Some ways from Lizo’s impermanent house was a human size carrot half buried in the ground. It had a chain link fence (untied) around it, and brought to mind Mungo Thomson’s “The American Desert (for Chuck Jones),” an insightful study on the beautifully represented desert landscape in Looney Tunes. This piece by Matthew Usinowicz, titled “Left at Albuquerque,” was a humorous tribute to the surreal and cartoonish inspiration this barren place provokes, yet the carrot’s enclosure grounded it in the realities of property, territory, and human entitlement. Usinowicz discusses his inspiration for the piece: “I roamed the streets of Wonder Valley, 29 Palms, Desert-lands, California and became fascinated by the use of chain linked fence. What I saw were plots…surrounded by high fencing with intimidating barbed wire…Coming from San Francisco the idea of protecting land – especially in a place where there is plenty – is absurd. ‘Left at Albuquerque’ references Bugs Bunny on his way to Pismo Beach, where there are ‘all the clams you can eat!’ – an ideology most Americans share.”

Candice Lin’s “Grub/A Meal For Lizards” was an organic installation sensitive to the ecology of the desert and its indigenous animals. The artist placed vegetables and insects for lizards to consume in reptile-scale clay bowls and wooden table. Lin was interested in how shared meals could bridge species differences, in hospitality through nutriment, and in complications of home/security. Lin explains: “When I visited the site of the Iron Age Land and walked around the desolate landscape, I kept caving in the homes and tunnels of lizards and thought to myself, ‘Oh God, how inescapable that the idea of home involves the destruction of someone else’s home or security, or at least a kind of violence of taking-from-another when making oneself secure and safe.’…These kind of contradictions interest me – the hospitality and the violence within the idea of home…the body you are inhabiting, itself a kind of limiting home.”

The flux and insecurity of home seemed to be a common response in Spectacular Subdivision. Through High Desert Test Site’s base in Joshua Tree and 29 Palms, and Jay Lizo’s curatorial insight, Spectacular Subdivision brought together an eclectic group of artists and viewers who responded to the subject of housing in very personal ways. As Los Angeles and concentrated centers of cultural and capital production become less attainable to many Americans, peripheries such as the desert in neighboring San Bernardino county become migratory possibilities. All but one work in discussion here – burial and grave marker, a cardboard home, a large fenced carrot, a mock refrigerator door, drywall shadowbox, and a meal for lizards – remain in situ.

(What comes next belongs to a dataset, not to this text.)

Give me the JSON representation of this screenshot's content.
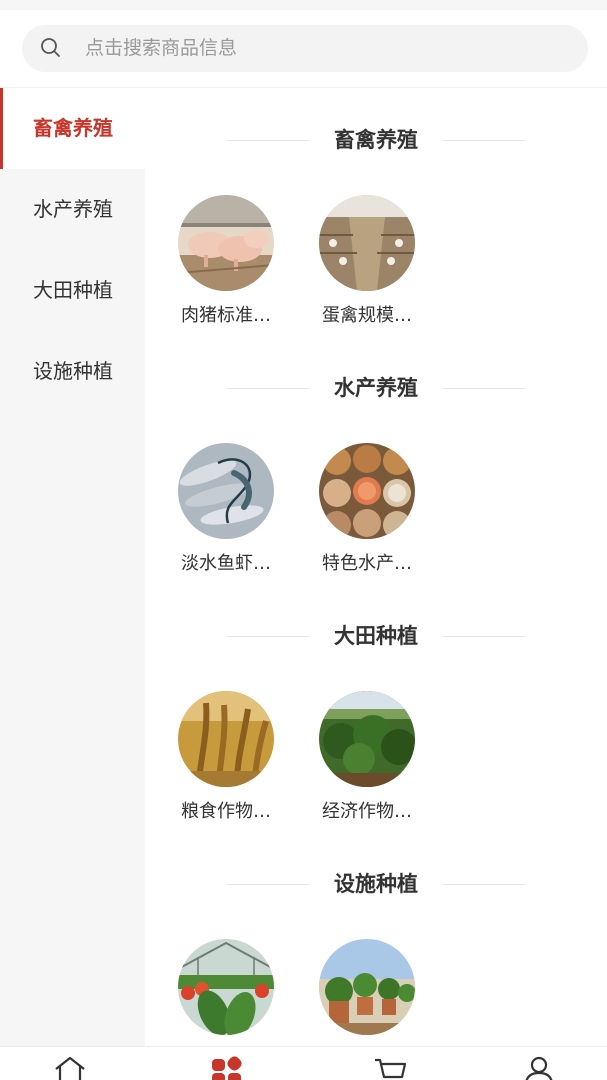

The anonymity these objects assume post Spectacular Division mirrors the detritus traces of human activity that the desert (accepts) and reduces through disregard. It is the draw of this landscape, a place of seemingly unpollutable immensity, which offers an alternative perversion to the privileged and hierarchical spaces of capital we seek to escape from time to time.